Set down every entry again word for word, please, but skip the pictures.

EXTRACTED DATA:
::::

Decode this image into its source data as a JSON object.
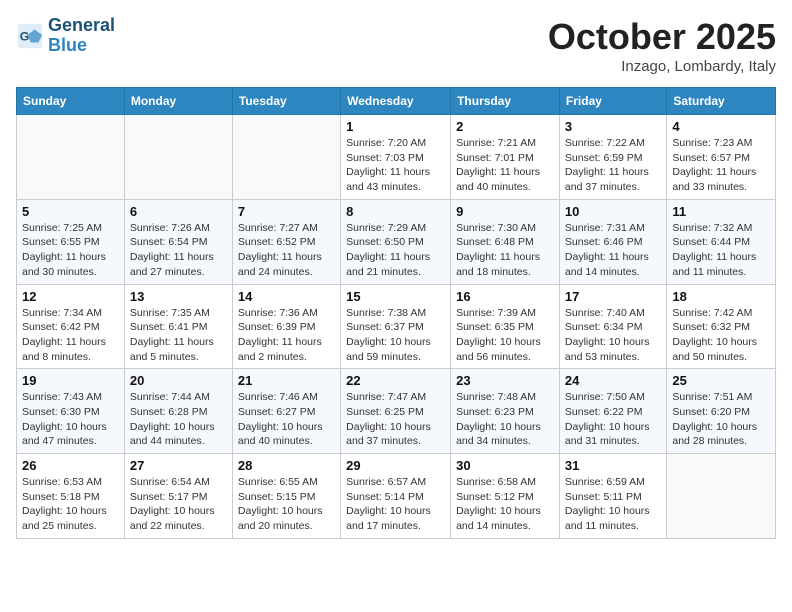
{
  "header": {
    "logo_line1": "General",
    "logo_line2": "Blue",
    "month": "October 2025",
    "location": "Inzago, Lombardy, Italy"
  },
  "weekdays": [
    "Sunday",
    "Monday",
    "Tuesday",
    "Wednesday",
    "Thursday",
    "Friday",
    "Saturday"
  ],
  "weeks": [
    [
      {
        "day": "",
        "info": ""
      },
      {
        "day": "",
        "info": ""
      },
      {
        "day": "",
        "info": ""
      },
      {
        "day": "1",
        "info": "Sunrise: 7:20 AM\nSunset: 7:03 PM\nDaylight: 11 hours and 43 minutes."
      },
      {
        "day": "2",
        "info": "Sunrise: 7:21 AM\nSunset: 7:01 PM\nDaylight: 11 hours and 40 minutes."
      },
      {
        "day": "3",
        "info": "Sunrise: 7:22 AM\nSunset: 6:59 PM\nDaylight: 11 hours and 37 minutes."
      },
      {
        "day": "4",
        "info": "Sunrise: 7:23 AM\nSunset: 6:57 PM\nDaylight: 11 hours and 33 minutes."
      }
    ],
    [
      {
        "day": "5",
        "info": "Sunrise: 7:25 AM\nSunset: 6:55 PM\nDaylight: 11 hours and 30 minutes."
      },
      {
        "day": "6",
        "info": "Sunrise: 7:26 AM\nSunset: 6:54 PM\nDaylight: 11 hours and 27 minutes."
      },
      {
        "day": "7",
        "info": "Sunrise: 7:27 AM\nSunset: 6:52 PM\nDaylight: 11 hours and 24 minutes."
      },
      {
        "day": "8",
        "info": "Sunrise: 7:29 AM\nSunset: 6:50 PM\nDaylight: 11 hours and 21 minutes."
      },
      {
        "day": "9",
        "info": "Sunrise: 7:30 AM\nSunset: 6:48 PM\nDaylight: 11 hours and 18 minutes."
      },
      {
        "day": "10",
        "info": "Sunrise: 7:31 AM\nSunset: 6:46 PM\nDaylight: 11 hours and 14 minutes."
      },
      {
        "day": "11",
        "info": "Sunrise: 7:32 AM\nSunset: 6:44 PM\nDaylight: 11 hours and 11 minutes."
      }
    ],
    [
      {
        "day": "12",
        "info": "Sunrise: 7:34 AM\nSunset: 6:42 PM\nDaylight: 11 hours and 8 minutes."
      },
      {
        "day": "13",
        "info": "Sunrise: 7:35 AM\nSunset: 6:41 PM\nDaylight: 11 hours and 5 minutes."
      },
      {
        "day": "14",
        "info": "Sunrise: 7:36 AM\nSunset: 6:39 PM\nDaylight: 11 hours and 2 minutes."
      },
      {
        "day": "15",
        "info": "Sunrise: 7:38 AM\nSunset: 6:37 PM\nDaylight: 10 hours and 59 minutes."
      },
      {
        "day": "16",
        "info": "Sunrise: 7:39 AM\nSunset: 6:35 PM\nDaylight: 10 hours and 56 minutes."
      },
      {
        "day": "17",
        "info": "Sunrise: 7:40 AM\nSunset: 6:34 PM\nDaylight: 10 hours and 53 minutes."
      },
      {
        "day": "18",
        "info": "Sunrise: 7:42 AM\nSunset: 6:32 PM\nDaylight: 10 hours and 50 minutes."
      }
    ],
    [
      {
        "day": "19",
        "info": "Sunrise: 7:43 AM\nSunset: 6:30 PM\nDaylight: 10 hours and 47 minutes."
      },
      {
        "day": "20",
        "info": "Sunrise: 7:44 AM\nSunset: 6:28 PM\nDaylight: 10 hours and 44 minutes."
      },
      {
        "day": "21",
        "info": "Sunrise: 7:46 AM\nSunset: 6:27 PM\nDaylight: 10 hours and 40 minutes."
      },
      {
        "day": "22",
        "info": "Sunrise: 7:47 AM\nSunset: 6:25 PM\nDaylight: 10 hours and 37 minutes."
      },
      {
        "day": "23",
        "info": "Sunrise: 7:48 AM\nSunset: 6:23 PM\nDaylight: 10 hours and 34 minutes."
      },
      {
        "day": "24",
        "info": "Sunrise: 7:50 AM\nSunset: 6:22 PM\nDaylight: 10 hours and 31 minutes."
      },
      {
        "day": "25",
        "info": "Sunrise: 7:51 AM\nSunset: 6:20 PM\nDaylight: 10 hours and 28 minutes."
      }
    ],
    [
      {
        "day": "26",
        "info": "Sunrise: 6:53 AM\nSunset: 5:18 PM\nDaylight: 10 hours and 25 minutes."
      },
      {
        "day": "27",
        "info": "Sunrise: 6:54 AM\nSunset: 5:17 PM\nDaylight: 10 hours and 22 minutes."
      },
      {
        "day": "28",
        "info": "Sunrise: 6:55 AM\nSunset: 5:15 PM\nDaylight: 10 hours and 20 minutes."
      },
      {
        "day": "29",
        "info": "Sunrise: 6:57 AM\nSunset: 5:14 PM\nDaylight: 10 hours and 17 minutes."
      },
      {
        "day": "30",
        "info": "Sunrise: 6:58 AM\nSunset: 5:12 PM\nDaylight: 10 hours and 14 minutes."
      },
      {
        "day": "31",
        "info": "Sunrise: 6:59 AM\nSunset: 5:11 PM\nDaylight: 10 hours and 11 minutes."
      },
      {
        "day": "",
        "info": ""
      }
    ]
  ]
}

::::

TASK OUTPUT:
Decode this image into its source data as a JSON object.
{
  "header": {
    "logo_line1": "General",
    "logo_line2": "Blue",
    "month": "October 2025",
    "location": "Inzago, Lombardy, Italy"
  },
  "weekdays": [
    "Sunday",
    "Monday",
    "Tuesday",
    "Wednesday",
    "Thursday",
    "Friday",
    "Saturday"
  ],
  "weeks": [
    [
      {
        "day": "",
        "info": ""
      },
      {
        "day": "",
        "info": ""
      },
      {
        "day": "",
        "info": ""
      },
      {
        "day": "1",
        "info": "Sunrise: 7:20 AM\nSunset: 7:03 PM\nDaylight: 11 hours and 43 minutes."
      },
      {
        "day": "2",
        "info": "Sunrise: 7:21 AM\nSunset: 7:01 PM\nDaylight: 11 hours and 40 minutes."
      },
      {
        "day": "3",
        "info": "Sunrise: 7:22 AM\nSunset: 6:59 PM\nDaylight: 11 hours and 37 minutes."
      },
      {
        "day": "4",
        "info": "Sunrise: 7:23 AM\nSunset: 6:57 PM\nDaylight: 11 hours and 33 minutes."
      }
    ],
    [
      {
        "day": "5",
        "info": "Sunrise: 7:25 AM\nSunset: 6:55 PM\nDaylight: 11 hours and 30 minutes."
      },
      {
        "day": "6",
        "info": "Sunrise: 7:26 AM\nSunset: 6:54 PM\nDaylight: 11 hours and 27 minutes."
      },
      {
        "day": "7",
        "info": "Sunrise: 7:27 AM\nSunset: 6:52 PM\nDaylight: 11 hours and 24 minutes."
      },
      {
        "day": "8",
        "info": "Sunrise: 7:29 AM\nSunset: 6:50 PM\nDaylight: 11 hours and 21 minutes."
      },
      {
        "day": "9",
        "info": "Sunrise: 7:30 AM\nSunset: 6:48 PM\nDaylight: 11 hours and 18 minutes."
      },
      {
        "day": "10",
        "info": "Sunrise: 7:31 AM\nSunset: 6:46 PM\nDaylight: 11 hours and 14 minutes."
      },
      {
        "day": "11",
        "info": "Sunrise: 7:32 AM\nSunset: 6:44 PM\nDaylight: 11 hours and 11 minutes."
      }
    ],
    [
      {
        "day": "12",
        "info": "Sunrise: 7:34 AM\nSunset: 6:42 PM\nDaylight: 11 hours and 8 minutes."
      },
      {
        "day": "13",
        "info": "Sunrise: 7:35 AM\nSunset: 6:41 PM\nDaylight: 11 hours and 5 minutes."
      },
      {
        "day": "14",
        "info": "Sunrise: 7:36 AM\nSunset: 6:39 PM\nDaylight: 11 hours and 2 minutes."
      },
      {
        "day": "15",
        "info": "Sunrise: 7:38 AM\nSunset: 6:37 PM\nDaylight: 10 hours and 59 minutes."
      },
      {
        "day": "16",
        "info": "Sunrise: 7:39 AM\nSunset: 6:35 PM\nDaylight: 10 hours and 56 minutes."
      },
      {
        "day": "17",
        "info": "Sunrise: 7:40 AM\nSunset: 6:34 PM\nDaylight: 10 hours and 53 minutes."
      },
      {
        "day": "18",
        "info": "Sunrise: 7:42 AM\nSunset: 6:32 PM\nDaylight: 10 hours and 50 minutes."
      }
    ],
    [
      {
        "day": "19",
        "info": "Sunrise: 7:43 AM\nSunset: 6:30 PM\nDaylight: 10 hours and 47 minutes."
      },
      {
        "day": "20",
        "info": "Sunrise: 7:44 AM\nSunset: 6:28 PM\nDaylight: 10 hours and 44 minutes."
      },
      {
        "day": "21",
        "info": "Sunrise: 7:46 AM\nSunset: 6:27 PM\nDaylight: 10 hours and 40 minutes."
      },
      {
        "day": "22",
        "info": "Sunrise: 7:47 AM\nSunset: 6:25 PM\nDaylight: 10 hours and 37 minutes."
      },
      {
        "day": "23",
        "info": "Sunrise: 7:48 AM\nSunset: 6:23 PM\nDaylight: 10 hours and 34 minutes."
      },
      {
        "day": "24",
        "info": "Sunrise: 7:50 AM\nSunset: 6:22 PM\nDaylight: 10 hours and 31 minutes."
      },
      {
        "day": "25",
        "info": "Sunrise: 7:51 AM\nSunset: 6:20 PM\nDaylight: 10 hours and 28 minutes."
      }
    ],
    [
      {
        "day": "26",
        "info": "Sunrise: 6:53 AM\nSunset: 5:18 PM\nDaylight: 10 hours and 25 minutes."
      },
      {
        "day": "27",
        "info": "Sunrise: 6:54 AM\nSunset: 5:17 PM\nDaylight: 10 hours and 22 minutes."
      },
      {
        "day": "28",
        "info": "Sunrise: 6:55 AM\nSunset: 5:15 PM\nDaylight: 10 hours and 20 minutes."
      },
      {
        "day": "29",
        "info": "Sunrise: 6:57 AM\nSunset: 5:14 PM\nDaylight: 10 hours and 17 minutes."
      },
      {
        "day": "30",
        "info": "Sunrise: 6:58 AM\nSunset: 5:12 PM\nDaylight: 10 hours and 14 minutes."
      },
      {
        "day": "31",
        "info": "Sunrise: 6:59 AM\nSunset: 5:11 PM\nDaylight: 10 hours and 11 minutes."
      },
      {
        "day": "",
        "info": ""
      }
    ]
  ]
}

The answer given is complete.